(INPUT FOR THIS TASK begins)

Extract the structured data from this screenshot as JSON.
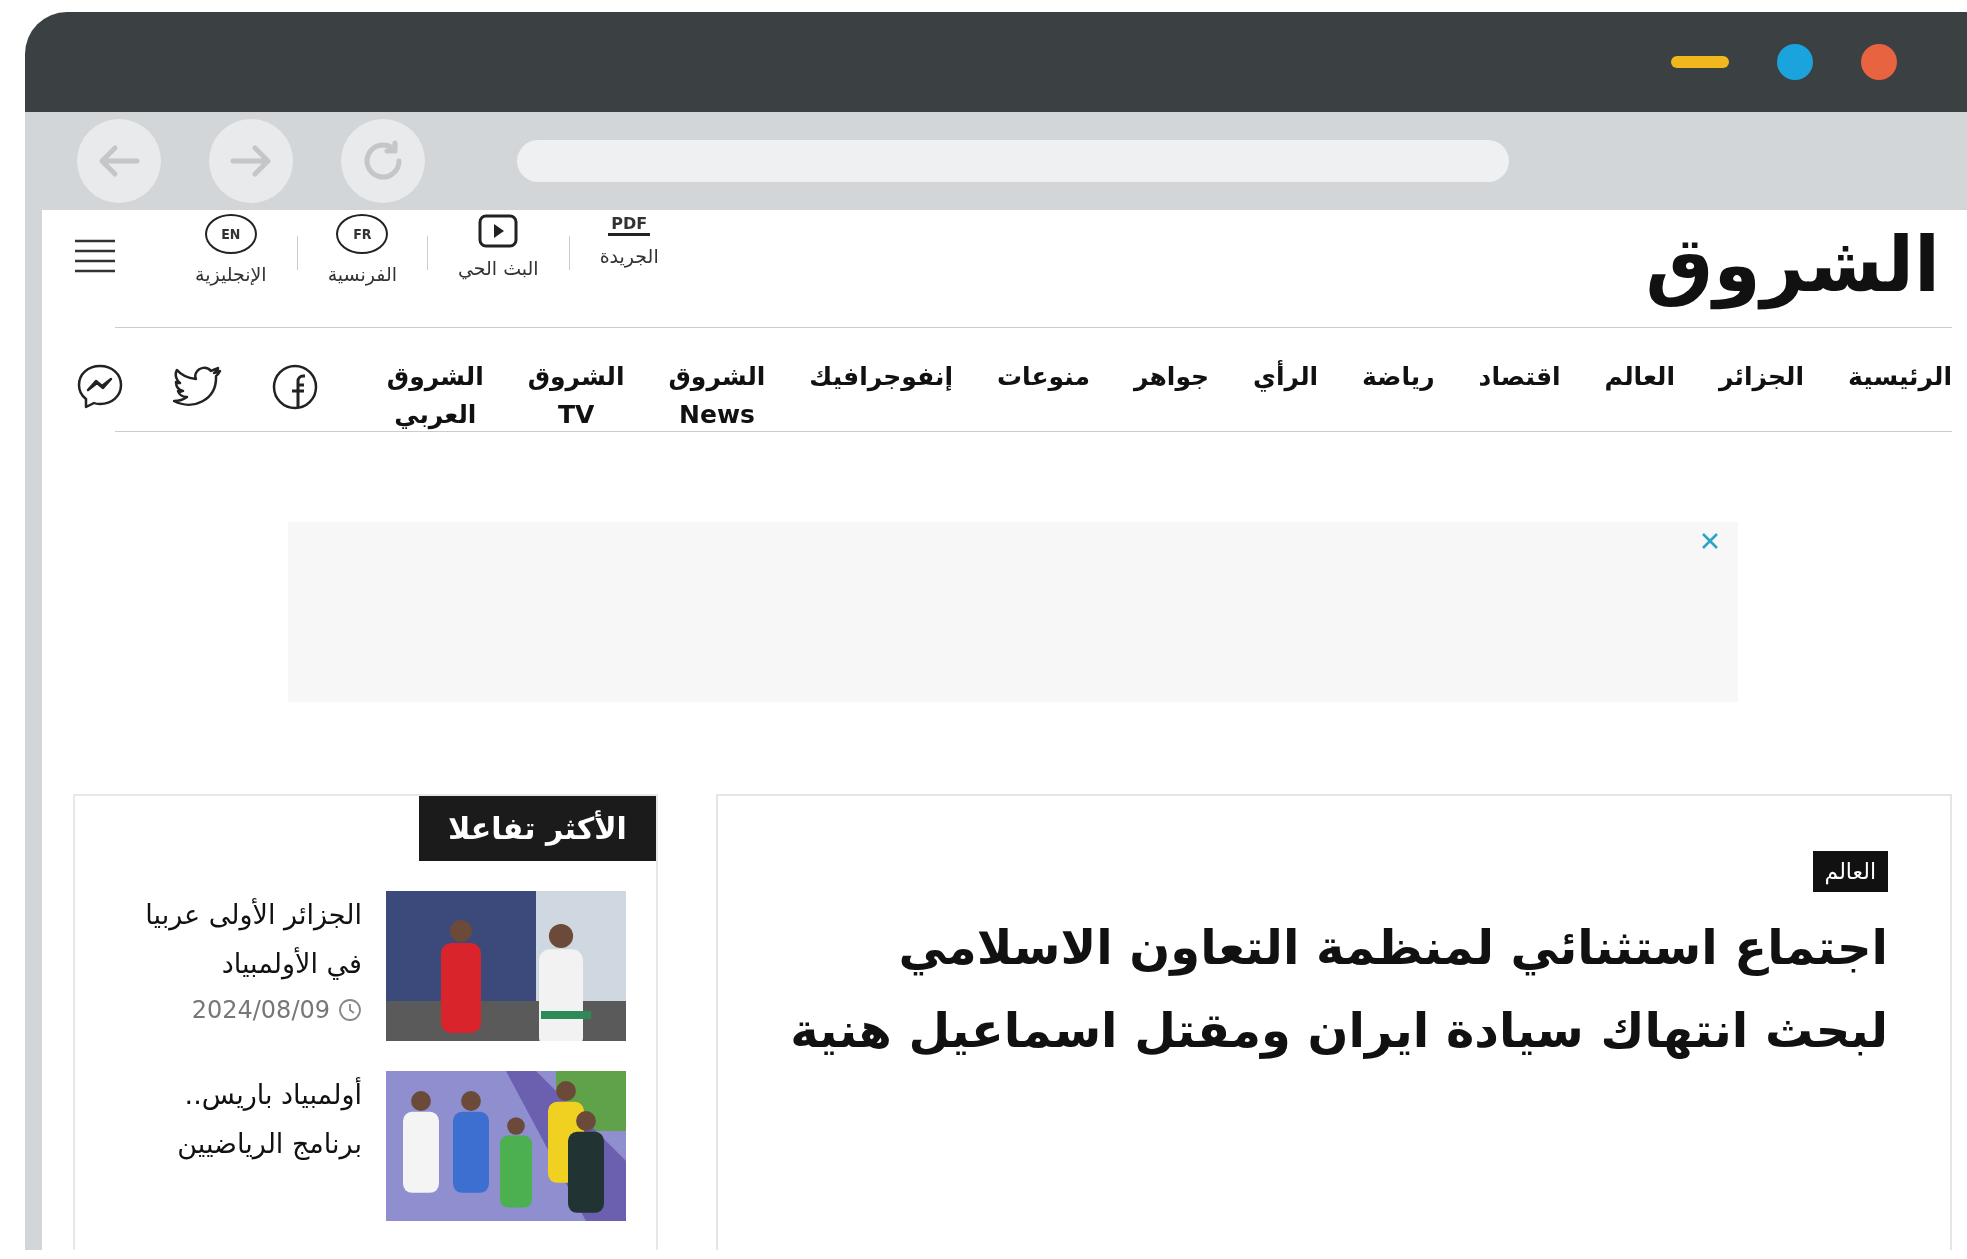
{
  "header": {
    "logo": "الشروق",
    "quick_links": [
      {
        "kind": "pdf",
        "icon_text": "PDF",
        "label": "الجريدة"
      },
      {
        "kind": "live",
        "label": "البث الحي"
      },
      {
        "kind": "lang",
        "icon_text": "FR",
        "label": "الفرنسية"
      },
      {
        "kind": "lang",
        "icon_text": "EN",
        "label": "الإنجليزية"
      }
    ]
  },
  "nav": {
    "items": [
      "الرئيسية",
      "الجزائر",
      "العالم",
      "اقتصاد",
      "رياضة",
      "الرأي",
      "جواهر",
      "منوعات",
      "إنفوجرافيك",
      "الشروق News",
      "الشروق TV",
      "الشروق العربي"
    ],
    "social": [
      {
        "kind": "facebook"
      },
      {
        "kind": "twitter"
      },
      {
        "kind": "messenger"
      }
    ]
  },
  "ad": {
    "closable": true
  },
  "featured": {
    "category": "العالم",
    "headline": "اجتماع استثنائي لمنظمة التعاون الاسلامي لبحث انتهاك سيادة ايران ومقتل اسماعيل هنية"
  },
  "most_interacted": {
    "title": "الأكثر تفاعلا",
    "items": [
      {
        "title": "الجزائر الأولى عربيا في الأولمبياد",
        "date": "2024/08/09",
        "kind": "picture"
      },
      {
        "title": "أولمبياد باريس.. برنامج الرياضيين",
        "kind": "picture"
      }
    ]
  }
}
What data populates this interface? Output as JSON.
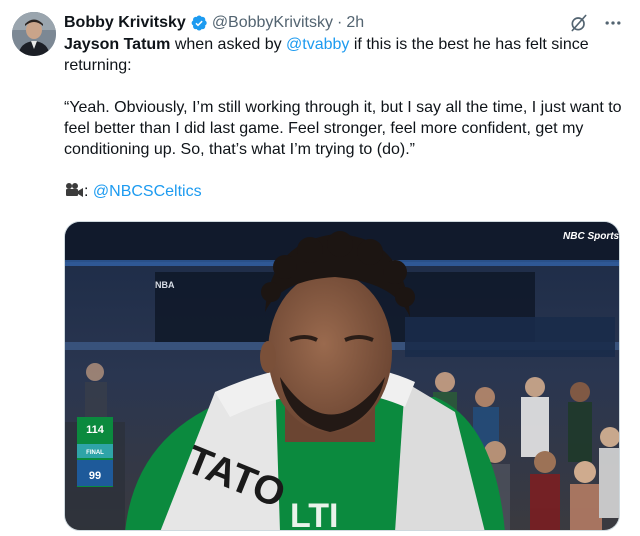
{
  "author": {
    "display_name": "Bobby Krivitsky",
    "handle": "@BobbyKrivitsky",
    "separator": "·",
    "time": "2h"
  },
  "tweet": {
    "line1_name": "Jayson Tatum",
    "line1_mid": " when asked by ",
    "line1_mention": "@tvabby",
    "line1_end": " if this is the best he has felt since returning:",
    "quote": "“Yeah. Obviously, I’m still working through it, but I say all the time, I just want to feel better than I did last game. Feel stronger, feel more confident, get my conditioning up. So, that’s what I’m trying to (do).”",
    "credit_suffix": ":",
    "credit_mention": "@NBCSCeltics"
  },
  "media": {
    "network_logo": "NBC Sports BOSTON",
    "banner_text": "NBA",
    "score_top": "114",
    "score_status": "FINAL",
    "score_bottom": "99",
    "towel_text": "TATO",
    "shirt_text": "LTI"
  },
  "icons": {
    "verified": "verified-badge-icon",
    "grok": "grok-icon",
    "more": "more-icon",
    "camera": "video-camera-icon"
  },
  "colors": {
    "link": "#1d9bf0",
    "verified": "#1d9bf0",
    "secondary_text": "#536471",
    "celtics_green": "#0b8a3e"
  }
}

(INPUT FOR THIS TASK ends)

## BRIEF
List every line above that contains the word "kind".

## TASK RESULT
        "kind": "pdf",
        "kind": "live",
        "kind": "lang",
        "kind": "lang",
        "kind": "facebook"
        "kind": "twitter"
        "kind": "messenger"
        "kind": "picture"
        "kind": "picture"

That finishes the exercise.